■ **Your goal**
A line belongs in the answer only if it contains the word "Radius"; copy every such line from the listing below.

■ **Dataset**
════════════════════
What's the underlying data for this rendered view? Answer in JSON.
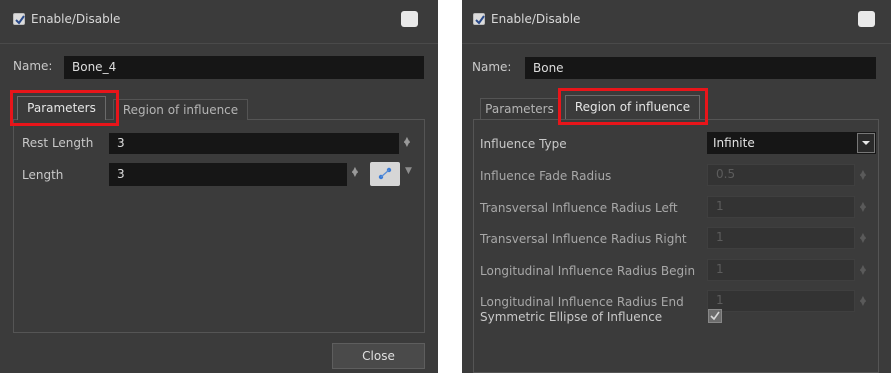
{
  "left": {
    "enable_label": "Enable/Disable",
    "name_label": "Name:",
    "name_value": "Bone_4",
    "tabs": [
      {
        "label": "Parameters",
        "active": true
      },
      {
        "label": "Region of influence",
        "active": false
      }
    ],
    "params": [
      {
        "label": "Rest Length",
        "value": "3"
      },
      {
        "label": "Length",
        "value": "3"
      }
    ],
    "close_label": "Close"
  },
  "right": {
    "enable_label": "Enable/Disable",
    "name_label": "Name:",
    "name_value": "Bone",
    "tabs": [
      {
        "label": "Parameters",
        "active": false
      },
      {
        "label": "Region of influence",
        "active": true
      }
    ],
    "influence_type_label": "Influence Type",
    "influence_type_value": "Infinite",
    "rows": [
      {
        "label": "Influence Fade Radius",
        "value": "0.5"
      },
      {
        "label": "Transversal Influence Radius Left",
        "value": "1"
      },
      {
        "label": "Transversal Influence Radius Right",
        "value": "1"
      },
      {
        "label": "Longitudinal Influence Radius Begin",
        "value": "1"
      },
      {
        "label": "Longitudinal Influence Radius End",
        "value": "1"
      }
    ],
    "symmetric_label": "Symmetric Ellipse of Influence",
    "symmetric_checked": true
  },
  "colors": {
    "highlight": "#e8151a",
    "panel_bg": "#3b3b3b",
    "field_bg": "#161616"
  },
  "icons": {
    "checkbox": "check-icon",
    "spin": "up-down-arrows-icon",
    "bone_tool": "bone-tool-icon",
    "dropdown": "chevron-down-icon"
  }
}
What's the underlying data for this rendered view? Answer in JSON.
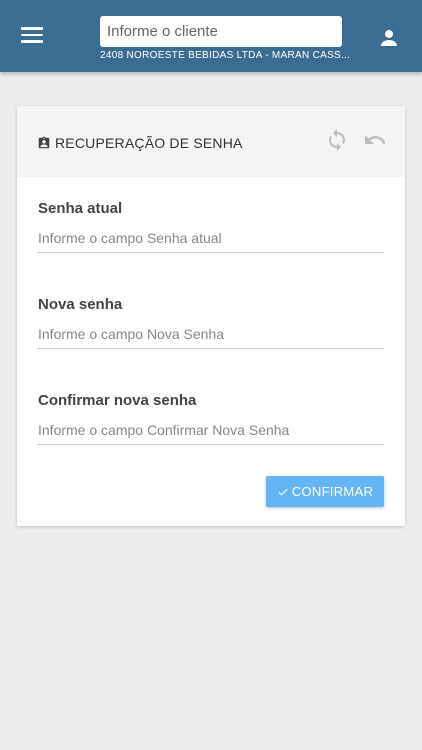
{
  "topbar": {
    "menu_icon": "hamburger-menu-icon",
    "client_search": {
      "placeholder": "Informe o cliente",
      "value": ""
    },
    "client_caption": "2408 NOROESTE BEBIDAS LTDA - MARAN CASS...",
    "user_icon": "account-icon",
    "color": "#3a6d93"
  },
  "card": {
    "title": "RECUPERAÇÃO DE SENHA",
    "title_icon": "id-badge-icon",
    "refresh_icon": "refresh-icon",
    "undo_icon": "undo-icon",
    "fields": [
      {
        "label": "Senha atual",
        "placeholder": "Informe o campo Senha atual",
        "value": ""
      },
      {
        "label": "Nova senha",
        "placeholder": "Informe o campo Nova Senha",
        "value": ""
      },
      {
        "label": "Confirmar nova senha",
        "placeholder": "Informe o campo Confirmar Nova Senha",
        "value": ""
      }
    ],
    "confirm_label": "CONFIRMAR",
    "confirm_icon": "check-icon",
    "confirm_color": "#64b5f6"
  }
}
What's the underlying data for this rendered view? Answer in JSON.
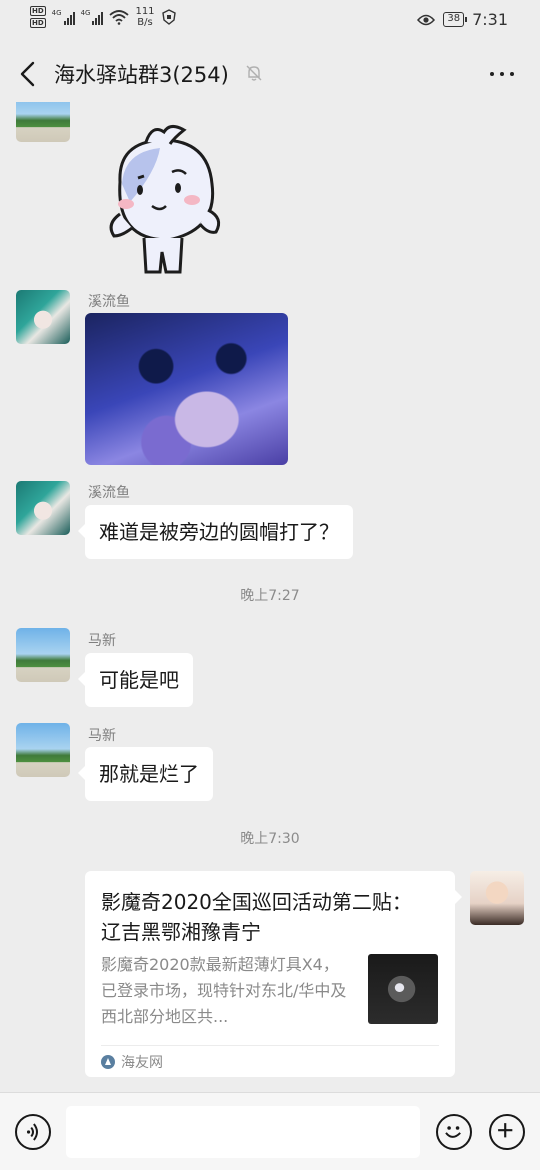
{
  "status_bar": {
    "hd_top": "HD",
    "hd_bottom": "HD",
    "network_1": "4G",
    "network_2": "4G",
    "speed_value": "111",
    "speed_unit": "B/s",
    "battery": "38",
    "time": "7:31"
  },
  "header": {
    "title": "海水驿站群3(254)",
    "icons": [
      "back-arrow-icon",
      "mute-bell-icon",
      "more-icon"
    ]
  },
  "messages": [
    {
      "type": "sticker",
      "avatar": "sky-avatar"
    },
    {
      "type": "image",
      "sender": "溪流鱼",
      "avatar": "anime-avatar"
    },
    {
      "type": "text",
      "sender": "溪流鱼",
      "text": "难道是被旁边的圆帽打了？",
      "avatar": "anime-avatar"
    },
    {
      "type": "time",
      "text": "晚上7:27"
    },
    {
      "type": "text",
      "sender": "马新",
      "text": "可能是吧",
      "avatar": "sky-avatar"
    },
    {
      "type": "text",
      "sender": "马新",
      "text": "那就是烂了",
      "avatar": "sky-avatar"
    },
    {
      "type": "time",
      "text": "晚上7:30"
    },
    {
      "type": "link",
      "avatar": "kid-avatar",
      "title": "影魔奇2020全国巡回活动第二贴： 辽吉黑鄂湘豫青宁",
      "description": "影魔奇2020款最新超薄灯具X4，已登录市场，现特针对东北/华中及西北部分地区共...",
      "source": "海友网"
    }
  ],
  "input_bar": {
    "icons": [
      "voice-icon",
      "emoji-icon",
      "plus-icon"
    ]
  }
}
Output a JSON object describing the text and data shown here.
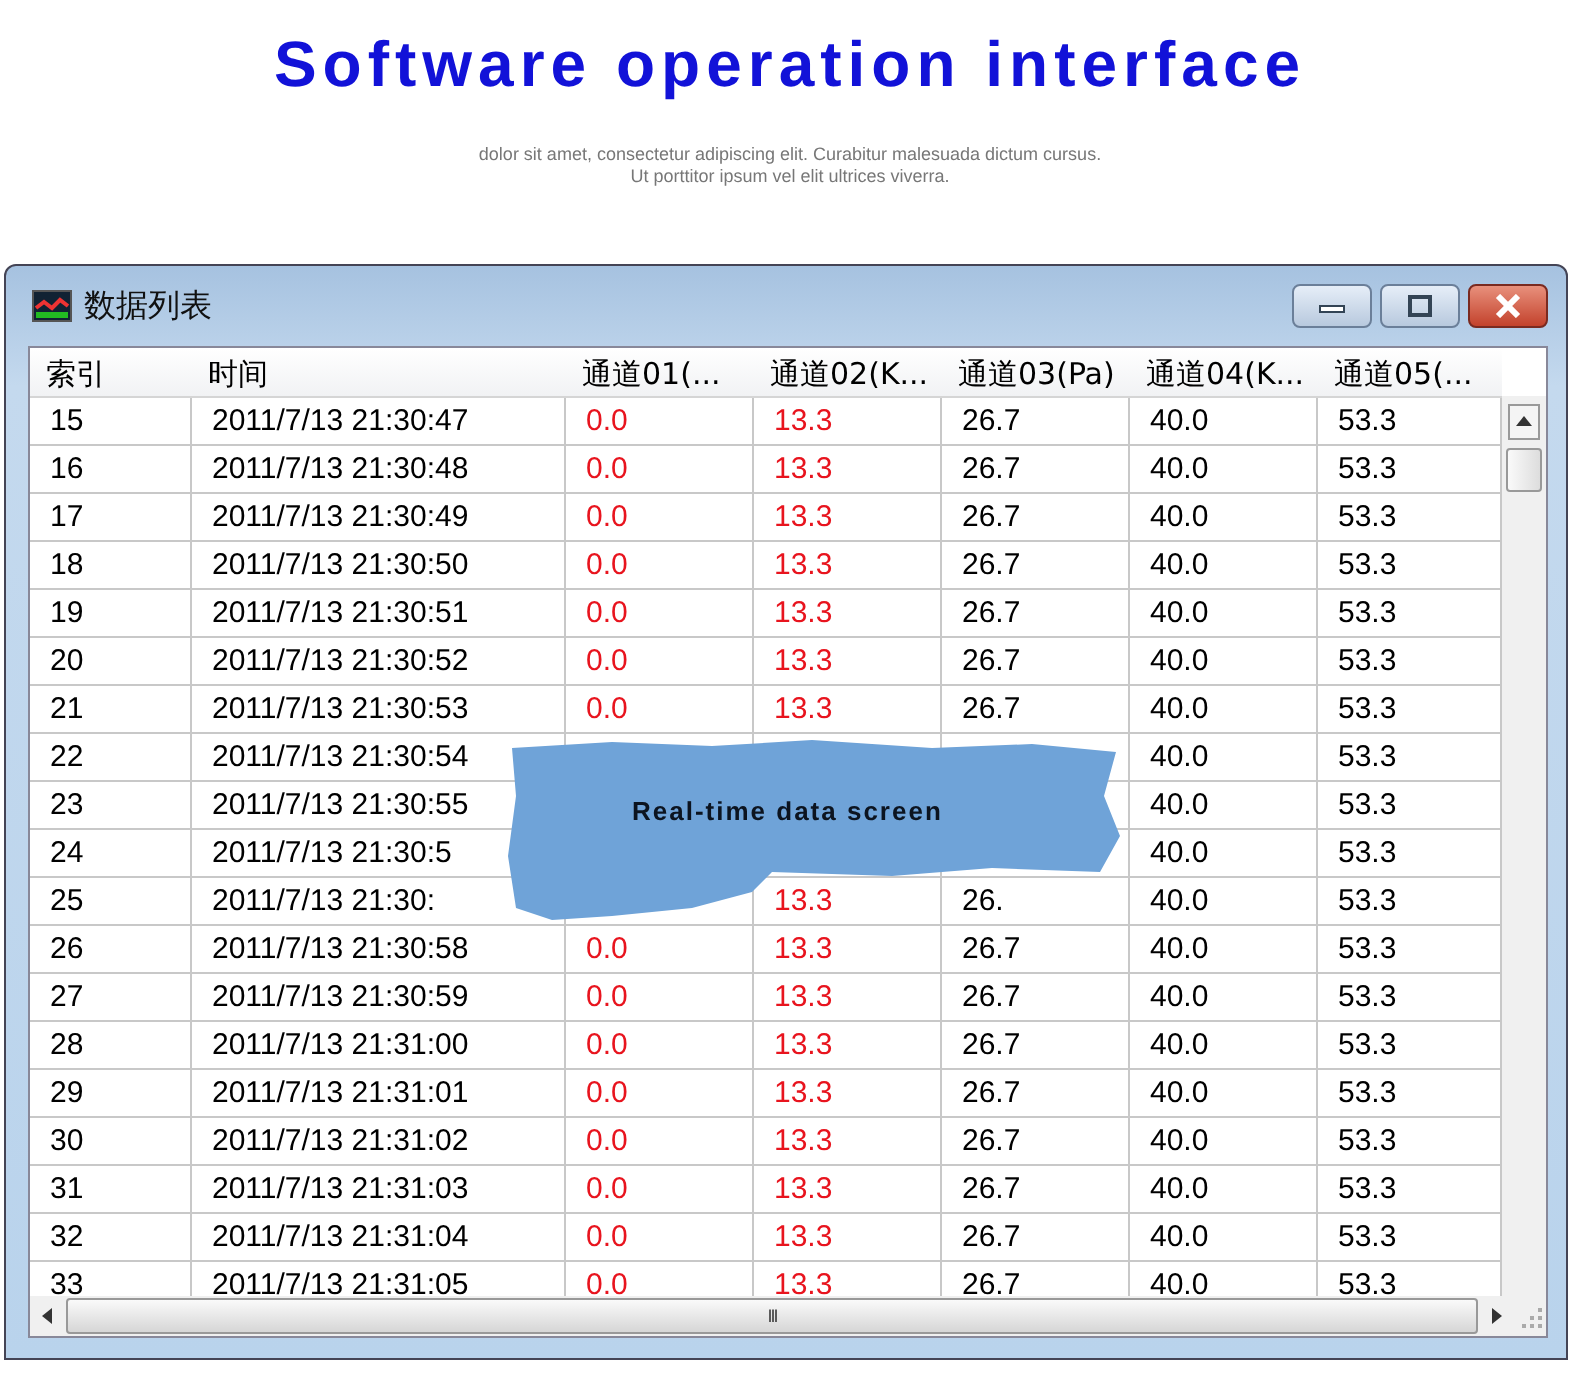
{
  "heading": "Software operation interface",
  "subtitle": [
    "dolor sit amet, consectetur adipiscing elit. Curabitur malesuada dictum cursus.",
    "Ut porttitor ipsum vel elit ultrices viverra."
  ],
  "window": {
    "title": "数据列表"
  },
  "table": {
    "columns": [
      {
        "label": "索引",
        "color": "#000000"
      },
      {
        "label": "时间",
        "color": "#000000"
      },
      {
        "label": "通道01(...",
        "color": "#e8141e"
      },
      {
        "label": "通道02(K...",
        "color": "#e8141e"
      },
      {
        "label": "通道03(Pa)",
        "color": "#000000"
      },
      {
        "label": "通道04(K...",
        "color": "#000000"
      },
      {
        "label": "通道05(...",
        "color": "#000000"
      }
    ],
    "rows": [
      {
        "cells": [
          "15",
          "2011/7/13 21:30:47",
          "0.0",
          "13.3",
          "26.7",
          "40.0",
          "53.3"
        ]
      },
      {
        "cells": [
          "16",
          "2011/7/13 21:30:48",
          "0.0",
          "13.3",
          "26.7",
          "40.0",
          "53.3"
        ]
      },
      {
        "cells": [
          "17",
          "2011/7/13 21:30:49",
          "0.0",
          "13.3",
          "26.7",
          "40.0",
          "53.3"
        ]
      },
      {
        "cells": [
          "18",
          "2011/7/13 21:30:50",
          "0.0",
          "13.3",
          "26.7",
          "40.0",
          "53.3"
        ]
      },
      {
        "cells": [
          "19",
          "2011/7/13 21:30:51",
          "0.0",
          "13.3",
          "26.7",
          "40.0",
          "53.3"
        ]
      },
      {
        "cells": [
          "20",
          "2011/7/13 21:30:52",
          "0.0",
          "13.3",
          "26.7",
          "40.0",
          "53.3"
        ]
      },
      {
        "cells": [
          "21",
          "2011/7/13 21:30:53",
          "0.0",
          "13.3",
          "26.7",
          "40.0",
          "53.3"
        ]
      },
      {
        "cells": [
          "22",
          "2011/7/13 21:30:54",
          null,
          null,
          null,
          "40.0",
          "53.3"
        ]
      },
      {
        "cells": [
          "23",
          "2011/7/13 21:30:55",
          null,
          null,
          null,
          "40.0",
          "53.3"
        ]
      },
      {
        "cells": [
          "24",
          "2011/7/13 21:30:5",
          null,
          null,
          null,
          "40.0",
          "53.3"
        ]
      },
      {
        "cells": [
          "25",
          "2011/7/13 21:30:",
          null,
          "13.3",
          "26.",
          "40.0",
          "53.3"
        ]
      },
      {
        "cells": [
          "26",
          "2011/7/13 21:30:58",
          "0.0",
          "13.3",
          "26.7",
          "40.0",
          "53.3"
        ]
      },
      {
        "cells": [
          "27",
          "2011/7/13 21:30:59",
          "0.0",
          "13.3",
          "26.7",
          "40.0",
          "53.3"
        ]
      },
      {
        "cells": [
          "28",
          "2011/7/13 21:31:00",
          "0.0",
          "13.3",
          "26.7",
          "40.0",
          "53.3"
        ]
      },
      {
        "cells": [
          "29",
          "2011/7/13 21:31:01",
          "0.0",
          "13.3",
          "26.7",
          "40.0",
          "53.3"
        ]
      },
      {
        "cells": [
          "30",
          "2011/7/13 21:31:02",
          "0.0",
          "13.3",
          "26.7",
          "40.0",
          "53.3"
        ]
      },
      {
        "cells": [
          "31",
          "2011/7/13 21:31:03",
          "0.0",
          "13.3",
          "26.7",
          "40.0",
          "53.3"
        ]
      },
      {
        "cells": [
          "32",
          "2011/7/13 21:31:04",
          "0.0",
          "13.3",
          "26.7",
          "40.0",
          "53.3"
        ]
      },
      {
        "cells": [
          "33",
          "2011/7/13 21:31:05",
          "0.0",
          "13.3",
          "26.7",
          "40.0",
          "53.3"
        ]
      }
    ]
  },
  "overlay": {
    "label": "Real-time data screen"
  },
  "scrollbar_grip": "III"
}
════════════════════
■ **Exercise answer**
        "label": "Influence Fade Radius",
        "label": "Transversal Influence Radius Left",
        "label": "Transversal Influence Radius Right",
        "label": "Longitudinal Influence Radius Begin",
        "label": "Longitudinal Influence Radius End",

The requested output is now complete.